Interested in joining us? We are seeking the next generation of thought leaders in computer vision and machine learning for researcher positions. Outstanding applicants pursuing a career in all areas of computer vision are encouraged to apply for positions here.

We are hiring for the 2023 Internship season. Applicants can apply here.

Featured research project background

Featured Research Projects

Understanding Road Layout From Videos as a Whole

CVPR 2020 | We address the problem of inferring the layout of complex road scenes from video sequences. To this end, we formulate it as a top-view road attributes prediction problem, and our goal is to predict these attributes for each frame both accurately and consistently. In contrast to prior work, we exploit the following three novel aspects: (i) leveraging camera motions in videos (ii) including context cues and (iii) incorporating long-term video information. Specifically, we introduce a model that aims to enforce prediction consistency in videos.

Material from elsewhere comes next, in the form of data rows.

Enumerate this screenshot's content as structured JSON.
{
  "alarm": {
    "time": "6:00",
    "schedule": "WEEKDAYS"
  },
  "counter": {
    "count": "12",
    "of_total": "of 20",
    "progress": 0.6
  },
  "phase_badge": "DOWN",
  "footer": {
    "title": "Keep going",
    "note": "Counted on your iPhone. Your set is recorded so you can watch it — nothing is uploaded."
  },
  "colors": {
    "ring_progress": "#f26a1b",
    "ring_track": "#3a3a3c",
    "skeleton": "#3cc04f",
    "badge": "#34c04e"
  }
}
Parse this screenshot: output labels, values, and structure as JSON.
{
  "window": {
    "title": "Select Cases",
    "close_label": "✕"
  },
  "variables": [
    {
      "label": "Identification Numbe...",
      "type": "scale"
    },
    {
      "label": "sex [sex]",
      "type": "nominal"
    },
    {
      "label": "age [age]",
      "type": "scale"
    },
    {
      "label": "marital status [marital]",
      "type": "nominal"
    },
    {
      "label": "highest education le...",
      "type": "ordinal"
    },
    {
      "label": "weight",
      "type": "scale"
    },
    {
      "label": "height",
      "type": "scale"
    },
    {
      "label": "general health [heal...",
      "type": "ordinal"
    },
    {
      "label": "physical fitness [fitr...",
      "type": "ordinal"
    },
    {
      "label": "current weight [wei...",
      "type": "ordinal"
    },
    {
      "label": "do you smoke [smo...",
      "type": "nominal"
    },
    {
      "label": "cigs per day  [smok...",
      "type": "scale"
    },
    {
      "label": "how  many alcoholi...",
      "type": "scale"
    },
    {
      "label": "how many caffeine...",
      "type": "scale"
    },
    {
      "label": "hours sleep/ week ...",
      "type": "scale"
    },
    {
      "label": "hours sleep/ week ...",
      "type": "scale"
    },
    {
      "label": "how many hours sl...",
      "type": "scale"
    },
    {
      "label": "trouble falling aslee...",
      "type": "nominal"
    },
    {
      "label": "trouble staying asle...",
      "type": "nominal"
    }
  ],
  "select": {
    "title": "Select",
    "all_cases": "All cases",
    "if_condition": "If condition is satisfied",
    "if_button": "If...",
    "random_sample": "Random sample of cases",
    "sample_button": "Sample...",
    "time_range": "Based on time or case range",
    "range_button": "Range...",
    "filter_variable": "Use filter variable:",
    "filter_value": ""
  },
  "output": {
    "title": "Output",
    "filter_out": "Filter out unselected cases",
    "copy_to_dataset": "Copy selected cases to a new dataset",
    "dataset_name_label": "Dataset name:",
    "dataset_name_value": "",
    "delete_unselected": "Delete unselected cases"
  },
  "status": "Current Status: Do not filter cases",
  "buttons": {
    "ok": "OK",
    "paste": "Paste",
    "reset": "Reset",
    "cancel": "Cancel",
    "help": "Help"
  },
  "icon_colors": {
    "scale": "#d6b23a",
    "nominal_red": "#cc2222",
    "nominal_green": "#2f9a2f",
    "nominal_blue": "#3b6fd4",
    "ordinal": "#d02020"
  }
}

Object Detection With a Unified Label Space From Multiple Datasets

ECCV 2020 | Given multiple datasets with different label spaces, the goal of this work is to train a single object detector predicting over the union of all the label spaces. The practical benefits of such an object detector are obvious and significant—application-relevant categories can be picked and merged from arbitrary existing datasets. However, naïve merging of datasets is not possible in this case due to inconsistent object annotations. To address this challenge, we design a framework that works with such partial annotations, and we exploit a pseudo-labeling approach that we adapt for our specific case.


Private-kNN: Practical Differential Privacy for Computer Vision

CVPR 2020 | The Private Aggregation of Teacher Ensembles (PATE) approach requires the training sets for the teachers to be disjoint. As such, achieving desirable privacy bounds requires an often impractical amount of labeled data. We propose a data-efficient scheme, which altogether avoids splitting the training dataset. Our approach allows the use of privacy amplification by subsampling and iterative refinement of the kNN feature embedding. Comparing to PATE, we achieve comparable or better utility while reducing more than 90% privacy cost, thereby providing the “most practical method to date” in computer vision.